Scan the records below for the string "this" and return every line where it appears.

[Excerpts from a dataset]
_ _ _ _ _
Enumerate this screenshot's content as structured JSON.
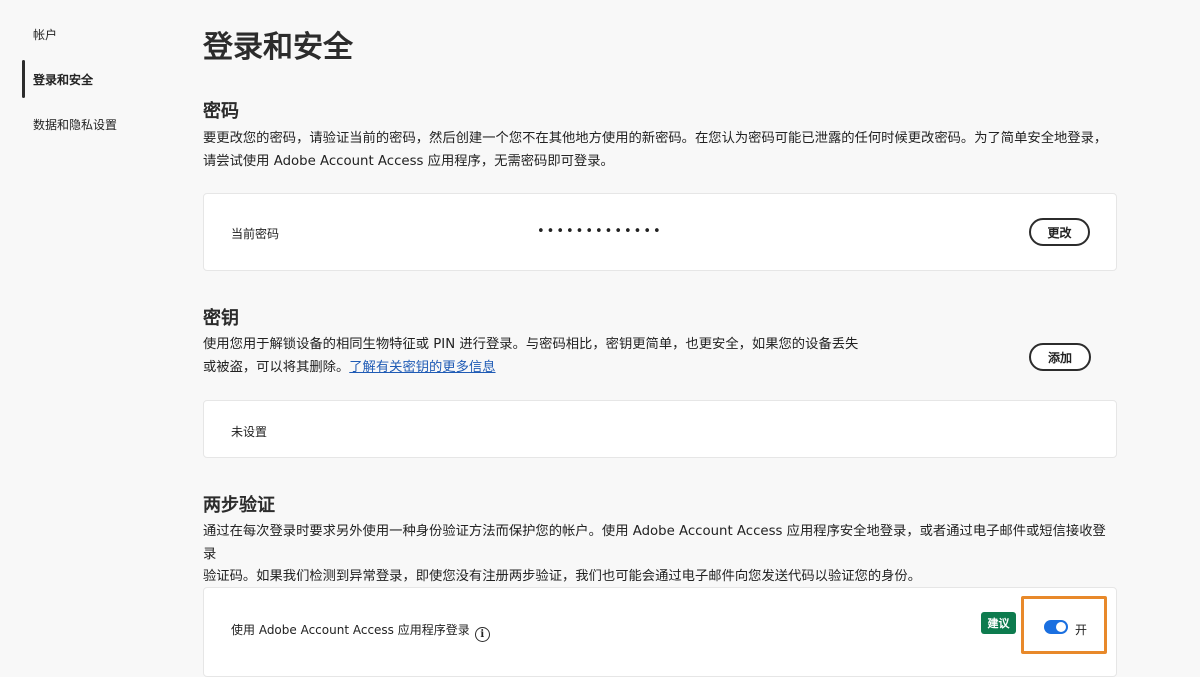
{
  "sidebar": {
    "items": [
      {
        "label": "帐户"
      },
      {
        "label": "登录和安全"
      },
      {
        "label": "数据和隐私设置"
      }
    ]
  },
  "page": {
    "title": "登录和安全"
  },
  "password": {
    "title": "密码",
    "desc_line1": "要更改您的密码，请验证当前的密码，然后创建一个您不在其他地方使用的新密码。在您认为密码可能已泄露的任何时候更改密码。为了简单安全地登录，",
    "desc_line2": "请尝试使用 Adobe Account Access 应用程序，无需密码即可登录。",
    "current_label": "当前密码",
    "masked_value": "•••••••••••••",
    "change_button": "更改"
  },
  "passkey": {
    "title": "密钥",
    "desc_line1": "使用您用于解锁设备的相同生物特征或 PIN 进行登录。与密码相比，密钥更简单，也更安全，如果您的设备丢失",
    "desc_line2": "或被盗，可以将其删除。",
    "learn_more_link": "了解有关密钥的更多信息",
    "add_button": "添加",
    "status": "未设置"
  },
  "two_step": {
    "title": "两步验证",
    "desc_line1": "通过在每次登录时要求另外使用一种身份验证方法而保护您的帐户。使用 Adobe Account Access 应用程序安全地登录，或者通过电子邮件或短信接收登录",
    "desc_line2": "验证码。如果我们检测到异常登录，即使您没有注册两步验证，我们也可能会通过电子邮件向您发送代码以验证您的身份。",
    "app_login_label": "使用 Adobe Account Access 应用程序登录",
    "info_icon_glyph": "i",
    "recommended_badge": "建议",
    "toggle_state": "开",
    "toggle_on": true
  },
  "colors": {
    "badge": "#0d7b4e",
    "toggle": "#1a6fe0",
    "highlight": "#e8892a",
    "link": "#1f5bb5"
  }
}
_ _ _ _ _
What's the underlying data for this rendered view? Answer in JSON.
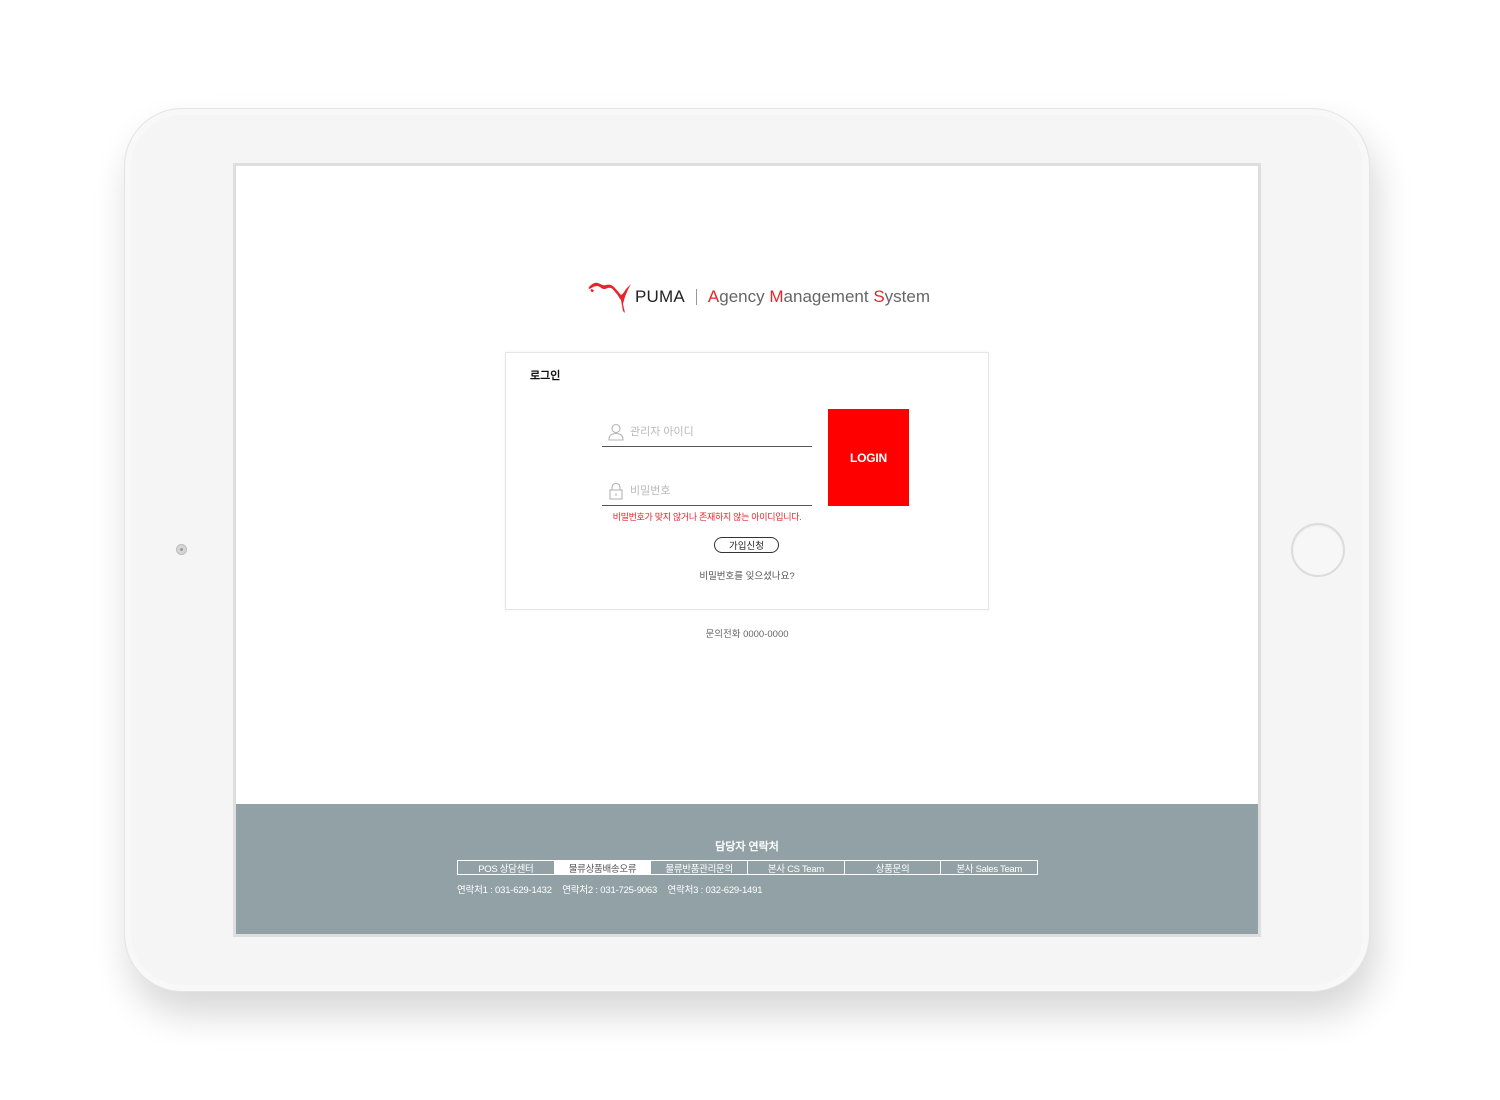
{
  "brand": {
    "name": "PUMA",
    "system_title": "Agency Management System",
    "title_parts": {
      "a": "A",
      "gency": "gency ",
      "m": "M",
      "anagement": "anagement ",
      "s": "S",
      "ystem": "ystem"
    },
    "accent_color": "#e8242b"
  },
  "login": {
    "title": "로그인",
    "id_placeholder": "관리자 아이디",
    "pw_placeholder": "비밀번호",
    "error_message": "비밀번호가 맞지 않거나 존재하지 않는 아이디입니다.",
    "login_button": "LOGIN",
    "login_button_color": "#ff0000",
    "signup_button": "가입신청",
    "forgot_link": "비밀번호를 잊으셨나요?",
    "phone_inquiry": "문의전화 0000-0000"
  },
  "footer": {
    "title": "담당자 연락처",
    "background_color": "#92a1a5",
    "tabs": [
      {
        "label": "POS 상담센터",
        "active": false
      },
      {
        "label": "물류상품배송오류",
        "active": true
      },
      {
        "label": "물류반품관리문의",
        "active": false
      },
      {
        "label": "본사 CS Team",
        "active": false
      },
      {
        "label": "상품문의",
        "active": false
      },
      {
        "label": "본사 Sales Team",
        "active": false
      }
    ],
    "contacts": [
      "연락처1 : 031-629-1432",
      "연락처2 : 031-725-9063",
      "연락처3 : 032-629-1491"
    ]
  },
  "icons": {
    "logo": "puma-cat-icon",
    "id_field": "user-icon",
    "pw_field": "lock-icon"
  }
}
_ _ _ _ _
§ Written solution:
Enumerate this screenshot's content as structured JSON.
What's the underlying data for this rendered view? Answer in JSON.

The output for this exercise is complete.